Tunisia's prized democracy 'will strike back' against terrorists

Abdessattar Ben Moussa’s faith in democracy is unshakable.

He reiterated this when France made the members of Tunisia’s National Dialogue Quartet commanders of the Légion d’Honneur in Paris this week, just before the group was awarded the Nobel Prize for Peace in Oslo.

Touching on the Nov. 13th terrorist killings in the French capital and others, Quartet President Ben Moussa said:

“The terrible attacks that happened in Tunis in the same month tried to end the democratic process. We must help Tunisia’s young democracy to preserve peace in Tunisia, France and everywhere else in the world!”

The quartet representing Tunisian labour, industry, human rights and lawyers in 2013 helped save the foundations of Tunisia’s transition to democracy by organising difficult talks between the Islamist Ennahda party in power then and the opposition.

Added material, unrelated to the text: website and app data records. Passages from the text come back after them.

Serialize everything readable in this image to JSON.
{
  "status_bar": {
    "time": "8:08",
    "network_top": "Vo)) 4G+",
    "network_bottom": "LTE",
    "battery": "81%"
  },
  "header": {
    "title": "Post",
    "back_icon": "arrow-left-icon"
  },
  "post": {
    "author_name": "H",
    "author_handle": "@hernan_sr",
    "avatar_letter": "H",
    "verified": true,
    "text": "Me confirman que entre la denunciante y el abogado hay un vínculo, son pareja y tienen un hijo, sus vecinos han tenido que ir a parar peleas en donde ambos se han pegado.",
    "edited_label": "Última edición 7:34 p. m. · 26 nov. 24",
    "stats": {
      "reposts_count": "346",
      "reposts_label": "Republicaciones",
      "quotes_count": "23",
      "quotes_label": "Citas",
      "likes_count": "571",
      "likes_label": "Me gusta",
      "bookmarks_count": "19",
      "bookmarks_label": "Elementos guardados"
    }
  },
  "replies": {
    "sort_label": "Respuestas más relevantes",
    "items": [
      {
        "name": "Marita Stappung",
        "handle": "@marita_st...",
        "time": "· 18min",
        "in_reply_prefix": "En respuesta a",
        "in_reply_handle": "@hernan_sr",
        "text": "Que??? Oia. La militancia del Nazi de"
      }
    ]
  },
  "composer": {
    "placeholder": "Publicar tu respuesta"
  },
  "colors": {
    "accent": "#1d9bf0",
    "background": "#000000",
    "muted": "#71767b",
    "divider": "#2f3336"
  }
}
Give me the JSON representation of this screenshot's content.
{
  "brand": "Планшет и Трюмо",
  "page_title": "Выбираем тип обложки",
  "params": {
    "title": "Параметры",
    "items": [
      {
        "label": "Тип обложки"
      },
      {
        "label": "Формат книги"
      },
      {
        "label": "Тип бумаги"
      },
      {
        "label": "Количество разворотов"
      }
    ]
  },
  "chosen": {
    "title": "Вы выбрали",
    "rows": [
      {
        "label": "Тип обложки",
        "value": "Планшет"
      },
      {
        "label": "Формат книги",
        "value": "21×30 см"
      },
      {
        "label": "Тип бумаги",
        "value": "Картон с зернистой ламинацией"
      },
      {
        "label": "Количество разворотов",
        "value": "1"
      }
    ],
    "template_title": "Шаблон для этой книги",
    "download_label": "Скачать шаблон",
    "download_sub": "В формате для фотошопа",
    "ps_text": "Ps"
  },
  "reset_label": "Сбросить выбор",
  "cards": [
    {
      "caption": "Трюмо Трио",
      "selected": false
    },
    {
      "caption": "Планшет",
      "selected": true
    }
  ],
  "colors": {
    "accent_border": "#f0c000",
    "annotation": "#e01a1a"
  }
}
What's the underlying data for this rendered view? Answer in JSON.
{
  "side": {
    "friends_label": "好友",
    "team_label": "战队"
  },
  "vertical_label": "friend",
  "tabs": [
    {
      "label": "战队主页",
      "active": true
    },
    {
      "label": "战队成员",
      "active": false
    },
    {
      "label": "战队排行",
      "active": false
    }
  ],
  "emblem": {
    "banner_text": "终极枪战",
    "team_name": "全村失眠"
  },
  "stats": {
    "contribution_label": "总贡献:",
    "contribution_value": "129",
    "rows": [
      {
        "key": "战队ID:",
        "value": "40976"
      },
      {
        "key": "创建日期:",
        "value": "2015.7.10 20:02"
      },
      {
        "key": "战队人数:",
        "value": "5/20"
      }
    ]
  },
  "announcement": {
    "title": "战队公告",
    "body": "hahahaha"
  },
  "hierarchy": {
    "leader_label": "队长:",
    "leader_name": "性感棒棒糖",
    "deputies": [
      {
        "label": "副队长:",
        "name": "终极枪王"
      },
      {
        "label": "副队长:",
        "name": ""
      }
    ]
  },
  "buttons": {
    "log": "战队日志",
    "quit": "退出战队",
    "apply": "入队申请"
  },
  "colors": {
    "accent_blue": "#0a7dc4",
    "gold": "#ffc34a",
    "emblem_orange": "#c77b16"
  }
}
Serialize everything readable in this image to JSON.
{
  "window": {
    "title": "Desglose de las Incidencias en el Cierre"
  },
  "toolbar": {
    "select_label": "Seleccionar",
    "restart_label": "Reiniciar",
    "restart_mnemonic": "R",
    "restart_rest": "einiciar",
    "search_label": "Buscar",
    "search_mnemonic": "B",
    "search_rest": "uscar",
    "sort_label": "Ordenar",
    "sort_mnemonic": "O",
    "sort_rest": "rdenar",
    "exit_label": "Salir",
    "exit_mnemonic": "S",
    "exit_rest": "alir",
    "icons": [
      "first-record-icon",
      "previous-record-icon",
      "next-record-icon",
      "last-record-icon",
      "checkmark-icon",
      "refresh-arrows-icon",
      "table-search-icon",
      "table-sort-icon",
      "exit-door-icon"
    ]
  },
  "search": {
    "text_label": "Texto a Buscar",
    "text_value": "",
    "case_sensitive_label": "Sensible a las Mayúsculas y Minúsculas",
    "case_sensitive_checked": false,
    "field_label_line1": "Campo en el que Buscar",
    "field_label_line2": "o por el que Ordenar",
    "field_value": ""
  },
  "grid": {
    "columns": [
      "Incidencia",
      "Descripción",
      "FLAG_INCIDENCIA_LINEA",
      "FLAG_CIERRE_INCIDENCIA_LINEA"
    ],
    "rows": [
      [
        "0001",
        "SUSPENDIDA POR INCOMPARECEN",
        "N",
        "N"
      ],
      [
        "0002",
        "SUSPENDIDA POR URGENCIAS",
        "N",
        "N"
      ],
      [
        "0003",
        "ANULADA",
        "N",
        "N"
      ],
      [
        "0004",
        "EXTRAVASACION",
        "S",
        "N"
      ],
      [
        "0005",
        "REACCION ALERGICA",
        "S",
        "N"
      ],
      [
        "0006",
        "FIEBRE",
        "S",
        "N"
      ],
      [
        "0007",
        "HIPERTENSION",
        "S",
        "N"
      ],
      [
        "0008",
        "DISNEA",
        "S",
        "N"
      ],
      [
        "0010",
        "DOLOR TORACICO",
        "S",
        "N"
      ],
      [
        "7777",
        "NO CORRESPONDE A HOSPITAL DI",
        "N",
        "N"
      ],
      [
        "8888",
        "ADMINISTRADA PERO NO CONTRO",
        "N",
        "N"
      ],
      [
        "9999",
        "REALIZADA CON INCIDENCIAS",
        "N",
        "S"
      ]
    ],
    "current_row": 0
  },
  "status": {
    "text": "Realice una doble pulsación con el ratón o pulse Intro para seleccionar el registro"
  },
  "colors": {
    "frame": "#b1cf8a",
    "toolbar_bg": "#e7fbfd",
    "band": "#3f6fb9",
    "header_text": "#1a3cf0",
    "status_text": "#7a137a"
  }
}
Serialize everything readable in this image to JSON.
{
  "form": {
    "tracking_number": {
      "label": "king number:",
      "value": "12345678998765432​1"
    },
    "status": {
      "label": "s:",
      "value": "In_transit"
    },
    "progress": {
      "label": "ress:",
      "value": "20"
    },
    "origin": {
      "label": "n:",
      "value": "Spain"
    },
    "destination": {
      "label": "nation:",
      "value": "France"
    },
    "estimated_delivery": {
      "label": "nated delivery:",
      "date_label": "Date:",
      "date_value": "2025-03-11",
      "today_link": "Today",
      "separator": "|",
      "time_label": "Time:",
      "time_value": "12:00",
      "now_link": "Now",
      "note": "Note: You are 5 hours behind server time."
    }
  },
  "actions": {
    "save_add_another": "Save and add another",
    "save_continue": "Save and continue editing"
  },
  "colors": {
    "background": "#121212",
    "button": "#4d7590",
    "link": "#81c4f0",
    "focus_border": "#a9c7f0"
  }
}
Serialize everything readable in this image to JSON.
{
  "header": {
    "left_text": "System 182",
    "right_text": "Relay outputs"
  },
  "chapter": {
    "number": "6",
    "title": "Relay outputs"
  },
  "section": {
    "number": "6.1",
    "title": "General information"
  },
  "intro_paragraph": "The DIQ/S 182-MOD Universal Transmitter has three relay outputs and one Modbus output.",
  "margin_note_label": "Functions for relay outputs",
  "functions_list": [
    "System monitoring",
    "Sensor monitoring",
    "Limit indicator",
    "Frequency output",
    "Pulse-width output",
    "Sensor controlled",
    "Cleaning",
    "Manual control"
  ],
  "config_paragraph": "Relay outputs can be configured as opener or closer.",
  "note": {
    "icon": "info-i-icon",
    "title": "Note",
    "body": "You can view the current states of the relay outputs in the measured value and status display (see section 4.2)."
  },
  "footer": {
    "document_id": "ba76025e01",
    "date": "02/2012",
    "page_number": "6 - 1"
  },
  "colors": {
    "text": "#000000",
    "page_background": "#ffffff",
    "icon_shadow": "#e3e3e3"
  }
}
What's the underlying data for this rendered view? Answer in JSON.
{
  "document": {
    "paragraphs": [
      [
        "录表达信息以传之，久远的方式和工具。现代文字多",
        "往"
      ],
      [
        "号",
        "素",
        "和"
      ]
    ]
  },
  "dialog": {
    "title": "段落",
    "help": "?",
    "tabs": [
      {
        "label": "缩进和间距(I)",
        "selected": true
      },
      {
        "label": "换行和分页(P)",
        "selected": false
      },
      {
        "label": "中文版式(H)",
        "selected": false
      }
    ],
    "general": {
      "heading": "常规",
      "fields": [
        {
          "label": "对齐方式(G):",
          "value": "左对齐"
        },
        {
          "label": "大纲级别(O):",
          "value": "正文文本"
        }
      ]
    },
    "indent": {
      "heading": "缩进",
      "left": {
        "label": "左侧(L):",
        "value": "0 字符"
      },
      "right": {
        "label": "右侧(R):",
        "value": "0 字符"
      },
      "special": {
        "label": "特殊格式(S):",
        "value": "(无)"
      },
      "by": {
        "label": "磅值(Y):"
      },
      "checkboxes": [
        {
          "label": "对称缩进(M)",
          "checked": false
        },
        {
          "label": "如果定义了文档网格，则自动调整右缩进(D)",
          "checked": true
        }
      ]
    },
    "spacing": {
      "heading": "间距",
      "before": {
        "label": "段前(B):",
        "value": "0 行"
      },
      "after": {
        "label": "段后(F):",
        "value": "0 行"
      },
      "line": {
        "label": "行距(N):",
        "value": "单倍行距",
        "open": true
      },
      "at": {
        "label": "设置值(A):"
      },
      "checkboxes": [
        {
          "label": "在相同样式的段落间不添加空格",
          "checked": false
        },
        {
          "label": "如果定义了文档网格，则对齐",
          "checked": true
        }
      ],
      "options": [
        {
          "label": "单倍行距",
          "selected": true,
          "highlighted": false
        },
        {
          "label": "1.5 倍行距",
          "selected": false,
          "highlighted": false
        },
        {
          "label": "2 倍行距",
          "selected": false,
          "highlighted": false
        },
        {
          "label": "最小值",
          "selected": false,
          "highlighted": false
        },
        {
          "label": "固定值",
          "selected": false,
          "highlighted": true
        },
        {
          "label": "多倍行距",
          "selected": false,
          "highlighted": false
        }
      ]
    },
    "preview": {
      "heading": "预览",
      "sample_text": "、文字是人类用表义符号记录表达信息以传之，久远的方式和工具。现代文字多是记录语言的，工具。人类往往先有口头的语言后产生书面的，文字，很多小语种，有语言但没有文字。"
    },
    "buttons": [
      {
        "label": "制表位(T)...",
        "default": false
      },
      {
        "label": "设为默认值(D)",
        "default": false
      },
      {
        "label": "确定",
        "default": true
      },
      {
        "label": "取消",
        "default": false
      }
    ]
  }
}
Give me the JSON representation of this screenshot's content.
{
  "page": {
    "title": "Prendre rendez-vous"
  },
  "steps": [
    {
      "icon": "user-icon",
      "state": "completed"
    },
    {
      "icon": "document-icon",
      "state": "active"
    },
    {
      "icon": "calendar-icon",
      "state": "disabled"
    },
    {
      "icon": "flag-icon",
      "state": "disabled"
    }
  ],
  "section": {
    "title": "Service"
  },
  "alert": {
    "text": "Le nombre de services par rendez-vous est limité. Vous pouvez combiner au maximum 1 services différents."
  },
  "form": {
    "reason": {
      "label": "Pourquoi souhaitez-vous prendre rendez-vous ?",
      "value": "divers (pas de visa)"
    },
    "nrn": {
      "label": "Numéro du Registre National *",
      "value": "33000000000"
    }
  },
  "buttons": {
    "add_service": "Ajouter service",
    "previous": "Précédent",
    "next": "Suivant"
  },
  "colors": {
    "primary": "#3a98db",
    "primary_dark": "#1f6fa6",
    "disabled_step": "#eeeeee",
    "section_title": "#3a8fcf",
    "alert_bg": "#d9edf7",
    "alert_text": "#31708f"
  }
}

Of all the countries that experienced the Arab Spring uprising, only Tunisia—where the uprising first began in 2011—successfully rode out the shock waves.

Following decades of authoritarian rule, after two years of debates Tunisians agreed to reconfirm progressive principles in a new constitution.

They celebrated a free and fair presidential election last year.

But the young and fragile democracy fell prey to an attack this March. Jihadists shot dead 22 mostly European tourists at the National Bardo Museum.

Since 2011, Islamists had attacked Tunisia but mainly in remote areas. This time they struck the capital.

The country’s tourism sector, still struggling to recover from the impact of the Arab Spring, staggered again in June, when a gunman at the beach resort of Sousse killed 38, mostly British, holidaymakers.

President Beji Caïd Essebsi announced a state of emergency after Sousse, as provided for under the law, he took care to point out.

He repeated that in November, less than two months after lifting the state of emergency, when a bus bomber killed 12 of the president’s own guards—in Tunis again!

According to the United Nations, more than 5,000 Tunisians have become jihadists in Libya, Iraq or Syria.

The democratically elected Essebsi said on national television: “They want to make us live with horror, but we’ll bring that horror to the terrorists."